## What this task involves
As the answer, give a copy of each line below that includes the word "CATIA".

## Records to process
-- Opening Marker --

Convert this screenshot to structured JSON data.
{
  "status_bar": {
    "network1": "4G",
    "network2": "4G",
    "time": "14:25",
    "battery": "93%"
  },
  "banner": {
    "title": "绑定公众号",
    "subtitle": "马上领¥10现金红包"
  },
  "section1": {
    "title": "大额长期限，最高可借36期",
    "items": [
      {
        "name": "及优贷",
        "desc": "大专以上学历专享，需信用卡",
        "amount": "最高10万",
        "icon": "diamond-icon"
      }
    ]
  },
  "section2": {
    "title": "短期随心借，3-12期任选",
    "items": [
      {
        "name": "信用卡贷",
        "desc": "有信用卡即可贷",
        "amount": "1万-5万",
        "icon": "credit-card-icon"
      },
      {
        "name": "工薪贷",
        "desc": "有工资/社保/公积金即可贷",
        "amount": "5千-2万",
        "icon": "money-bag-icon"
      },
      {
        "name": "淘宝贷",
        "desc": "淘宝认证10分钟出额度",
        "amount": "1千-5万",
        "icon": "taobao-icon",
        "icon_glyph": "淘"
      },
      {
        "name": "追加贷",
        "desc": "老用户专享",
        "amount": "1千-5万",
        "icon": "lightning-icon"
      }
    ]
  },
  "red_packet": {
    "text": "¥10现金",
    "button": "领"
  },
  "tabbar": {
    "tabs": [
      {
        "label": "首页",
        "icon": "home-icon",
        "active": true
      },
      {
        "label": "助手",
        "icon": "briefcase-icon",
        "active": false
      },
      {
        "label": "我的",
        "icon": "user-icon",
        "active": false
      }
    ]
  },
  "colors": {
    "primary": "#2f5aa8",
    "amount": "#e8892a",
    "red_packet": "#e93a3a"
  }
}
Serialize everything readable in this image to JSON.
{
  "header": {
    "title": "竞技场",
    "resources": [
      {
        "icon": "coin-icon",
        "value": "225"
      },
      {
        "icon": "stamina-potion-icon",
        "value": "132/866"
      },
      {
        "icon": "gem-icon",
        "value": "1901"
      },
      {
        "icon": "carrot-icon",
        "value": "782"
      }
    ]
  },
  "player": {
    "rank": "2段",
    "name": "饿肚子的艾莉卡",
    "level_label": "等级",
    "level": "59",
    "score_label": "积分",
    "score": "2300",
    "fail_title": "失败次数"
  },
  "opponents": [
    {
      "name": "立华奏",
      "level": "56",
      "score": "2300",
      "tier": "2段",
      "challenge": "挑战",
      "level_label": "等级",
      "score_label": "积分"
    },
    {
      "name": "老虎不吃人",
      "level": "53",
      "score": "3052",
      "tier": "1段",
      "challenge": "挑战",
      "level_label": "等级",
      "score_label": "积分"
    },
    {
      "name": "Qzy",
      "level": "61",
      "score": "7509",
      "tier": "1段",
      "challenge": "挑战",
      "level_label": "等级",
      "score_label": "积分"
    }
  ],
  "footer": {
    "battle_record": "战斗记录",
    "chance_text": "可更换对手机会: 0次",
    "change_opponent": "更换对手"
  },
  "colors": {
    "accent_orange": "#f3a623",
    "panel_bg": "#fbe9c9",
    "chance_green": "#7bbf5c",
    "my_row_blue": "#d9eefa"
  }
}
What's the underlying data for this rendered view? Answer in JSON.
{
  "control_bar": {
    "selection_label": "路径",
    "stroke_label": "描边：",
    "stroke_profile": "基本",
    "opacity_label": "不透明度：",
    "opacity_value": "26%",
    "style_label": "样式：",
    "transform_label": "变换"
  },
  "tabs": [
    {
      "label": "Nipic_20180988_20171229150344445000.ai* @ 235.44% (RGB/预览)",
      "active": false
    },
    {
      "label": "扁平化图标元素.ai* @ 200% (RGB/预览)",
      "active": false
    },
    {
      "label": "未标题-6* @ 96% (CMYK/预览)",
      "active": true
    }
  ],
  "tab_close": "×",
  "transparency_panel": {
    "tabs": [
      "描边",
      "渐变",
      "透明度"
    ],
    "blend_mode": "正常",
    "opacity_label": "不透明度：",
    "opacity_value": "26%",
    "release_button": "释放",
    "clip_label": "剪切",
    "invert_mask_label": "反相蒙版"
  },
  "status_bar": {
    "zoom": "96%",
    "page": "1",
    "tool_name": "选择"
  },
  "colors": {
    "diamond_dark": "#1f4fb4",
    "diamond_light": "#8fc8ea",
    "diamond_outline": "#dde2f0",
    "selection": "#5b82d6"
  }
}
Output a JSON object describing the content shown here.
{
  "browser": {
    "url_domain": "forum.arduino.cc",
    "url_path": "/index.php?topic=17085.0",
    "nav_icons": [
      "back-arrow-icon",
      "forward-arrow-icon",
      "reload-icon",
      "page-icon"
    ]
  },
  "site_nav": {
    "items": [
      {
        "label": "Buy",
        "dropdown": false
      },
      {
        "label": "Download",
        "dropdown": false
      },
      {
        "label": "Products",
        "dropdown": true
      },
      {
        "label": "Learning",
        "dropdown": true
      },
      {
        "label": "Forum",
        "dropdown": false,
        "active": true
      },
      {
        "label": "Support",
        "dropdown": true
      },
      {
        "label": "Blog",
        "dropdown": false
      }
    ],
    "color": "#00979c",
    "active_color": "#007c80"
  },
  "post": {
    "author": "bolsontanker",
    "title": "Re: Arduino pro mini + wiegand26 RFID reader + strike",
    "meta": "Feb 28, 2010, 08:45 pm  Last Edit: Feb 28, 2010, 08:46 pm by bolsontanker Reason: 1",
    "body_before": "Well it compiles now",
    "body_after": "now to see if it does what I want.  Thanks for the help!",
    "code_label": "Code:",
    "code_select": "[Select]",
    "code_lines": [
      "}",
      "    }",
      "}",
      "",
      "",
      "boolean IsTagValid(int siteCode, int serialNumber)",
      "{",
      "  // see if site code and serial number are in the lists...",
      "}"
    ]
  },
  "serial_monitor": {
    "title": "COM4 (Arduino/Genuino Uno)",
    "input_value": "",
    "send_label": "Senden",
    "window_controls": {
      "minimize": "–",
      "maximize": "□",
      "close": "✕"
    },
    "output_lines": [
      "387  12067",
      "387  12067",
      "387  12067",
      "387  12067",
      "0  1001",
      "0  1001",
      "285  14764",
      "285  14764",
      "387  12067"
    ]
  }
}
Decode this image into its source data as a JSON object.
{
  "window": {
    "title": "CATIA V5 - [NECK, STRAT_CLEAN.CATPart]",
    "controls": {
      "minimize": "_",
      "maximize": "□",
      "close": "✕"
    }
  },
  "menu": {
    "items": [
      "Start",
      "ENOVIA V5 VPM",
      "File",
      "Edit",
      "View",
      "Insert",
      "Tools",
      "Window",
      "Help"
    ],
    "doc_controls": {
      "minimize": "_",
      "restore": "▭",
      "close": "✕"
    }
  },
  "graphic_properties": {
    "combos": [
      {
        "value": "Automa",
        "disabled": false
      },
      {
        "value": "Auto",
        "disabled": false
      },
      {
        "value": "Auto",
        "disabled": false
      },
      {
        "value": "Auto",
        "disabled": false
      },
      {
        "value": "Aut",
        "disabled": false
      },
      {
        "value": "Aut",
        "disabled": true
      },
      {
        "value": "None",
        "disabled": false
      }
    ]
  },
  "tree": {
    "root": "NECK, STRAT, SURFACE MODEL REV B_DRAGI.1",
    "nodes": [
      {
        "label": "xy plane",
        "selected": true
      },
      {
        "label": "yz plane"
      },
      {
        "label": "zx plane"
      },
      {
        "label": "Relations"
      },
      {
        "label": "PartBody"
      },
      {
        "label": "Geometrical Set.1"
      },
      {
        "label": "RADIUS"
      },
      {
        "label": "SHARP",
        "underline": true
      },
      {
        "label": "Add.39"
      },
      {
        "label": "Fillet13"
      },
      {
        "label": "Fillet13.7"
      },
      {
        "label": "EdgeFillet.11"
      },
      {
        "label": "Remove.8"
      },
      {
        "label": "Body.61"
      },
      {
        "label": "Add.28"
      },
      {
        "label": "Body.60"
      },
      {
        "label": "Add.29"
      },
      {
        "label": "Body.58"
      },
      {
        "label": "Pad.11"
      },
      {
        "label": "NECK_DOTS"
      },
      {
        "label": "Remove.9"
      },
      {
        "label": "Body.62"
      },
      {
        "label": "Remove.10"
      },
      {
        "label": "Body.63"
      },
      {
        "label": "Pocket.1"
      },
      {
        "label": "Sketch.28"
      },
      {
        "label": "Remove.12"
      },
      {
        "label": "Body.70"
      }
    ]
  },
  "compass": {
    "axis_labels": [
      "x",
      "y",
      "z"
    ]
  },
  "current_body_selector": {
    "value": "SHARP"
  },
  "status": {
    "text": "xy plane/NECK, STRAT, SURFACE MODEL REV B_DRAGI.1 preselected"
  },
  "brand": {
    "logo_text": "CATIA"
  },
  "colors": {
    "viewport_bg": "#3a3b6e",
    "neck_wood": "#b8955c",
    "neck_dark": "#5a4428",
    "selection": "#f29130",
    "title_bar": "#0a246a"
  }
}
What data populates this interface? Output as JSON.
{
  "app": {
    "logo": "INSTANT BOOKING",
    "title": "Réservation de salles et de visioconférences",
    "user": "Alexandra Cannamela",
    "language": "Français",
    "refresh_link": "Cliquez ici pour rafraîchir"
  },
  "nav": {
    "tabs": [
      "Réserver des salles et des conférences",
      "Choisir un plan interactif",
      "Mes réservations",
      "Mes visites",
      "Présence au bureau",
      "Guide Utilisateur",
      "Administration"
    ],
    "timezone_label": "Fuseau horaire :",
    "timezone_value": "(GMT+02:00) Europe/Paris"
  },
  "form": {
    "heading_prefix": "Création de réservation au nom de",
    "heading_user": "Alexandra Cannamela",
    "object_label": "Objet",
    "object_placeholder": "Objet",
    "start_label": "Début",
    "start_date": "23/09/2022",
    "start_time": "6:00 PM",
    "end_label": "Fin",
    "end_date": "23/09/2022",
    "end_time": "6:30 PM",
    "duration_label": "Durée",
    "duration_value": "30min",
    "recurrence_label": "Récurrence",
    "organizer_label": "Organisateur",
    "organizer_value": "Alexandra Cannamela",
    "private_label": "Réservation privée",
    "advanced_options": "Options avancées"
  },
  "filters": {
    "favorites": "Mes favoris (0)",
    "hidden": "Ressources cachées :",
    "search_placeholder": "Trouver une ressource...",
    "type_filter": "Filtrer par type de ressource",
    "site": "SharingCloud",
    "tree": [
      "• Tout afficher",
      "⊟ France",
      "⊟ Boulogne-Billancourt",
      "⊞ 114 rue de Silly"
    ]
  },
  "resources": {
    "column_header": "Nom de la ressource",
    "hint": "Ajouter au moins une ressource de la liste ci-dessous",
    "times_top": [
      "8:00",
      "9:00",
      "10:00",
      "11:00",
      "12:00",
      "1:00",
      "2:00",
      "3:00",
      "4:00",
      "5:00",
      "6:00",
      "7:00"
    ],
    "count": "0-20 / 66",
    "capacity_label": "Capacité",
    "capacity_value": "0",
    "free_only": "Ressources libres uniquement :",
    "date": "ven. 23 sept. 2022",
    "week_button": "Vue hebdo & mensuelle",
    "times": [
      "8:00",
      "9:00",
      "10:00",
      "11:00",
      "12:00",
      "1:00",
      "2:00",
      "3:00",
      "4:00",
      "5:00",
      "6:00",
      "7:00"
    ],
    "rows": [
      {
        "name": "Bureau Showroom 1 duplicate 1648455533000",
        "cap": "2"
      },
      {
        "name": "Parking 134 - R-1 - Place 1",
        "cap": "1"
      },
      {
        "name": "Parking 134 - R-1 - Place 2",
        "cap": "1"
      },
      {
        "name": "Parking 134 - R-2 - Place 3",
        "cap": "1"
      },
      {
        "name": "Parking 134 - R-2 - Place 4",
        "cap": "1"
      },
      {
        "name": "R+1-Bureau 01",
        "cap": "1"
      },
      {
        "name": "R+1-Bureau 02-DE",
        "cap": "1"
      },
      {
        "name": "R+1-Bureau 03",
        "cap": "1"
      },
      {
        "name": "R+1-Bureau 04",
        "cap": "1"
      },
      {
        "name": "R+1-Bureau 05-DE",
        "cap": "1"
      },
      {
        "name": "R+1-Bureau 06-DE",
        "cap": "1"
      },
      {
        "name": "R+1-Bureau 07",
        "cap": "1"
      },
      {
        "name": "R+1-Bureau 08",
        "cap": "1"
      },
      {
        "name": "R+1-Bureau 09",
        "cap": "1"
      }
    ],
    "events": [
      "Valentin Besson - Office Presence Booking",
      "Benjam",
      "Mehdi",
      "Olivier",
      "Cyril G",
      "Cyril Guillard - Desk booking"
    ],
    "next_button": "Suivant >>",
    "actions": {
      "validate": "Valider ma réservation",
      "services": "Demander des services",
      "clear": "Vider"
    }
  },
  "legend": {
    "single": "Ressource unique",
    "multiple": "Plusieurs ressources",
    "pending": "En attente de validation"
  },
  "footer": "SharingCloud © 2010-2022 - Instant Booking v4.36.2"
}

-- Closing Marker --

## Expected output
    "title": "CATIA V5 - [NECK, STRAT_CLEAN.CATPart]",
    "logo_text": "CATIA"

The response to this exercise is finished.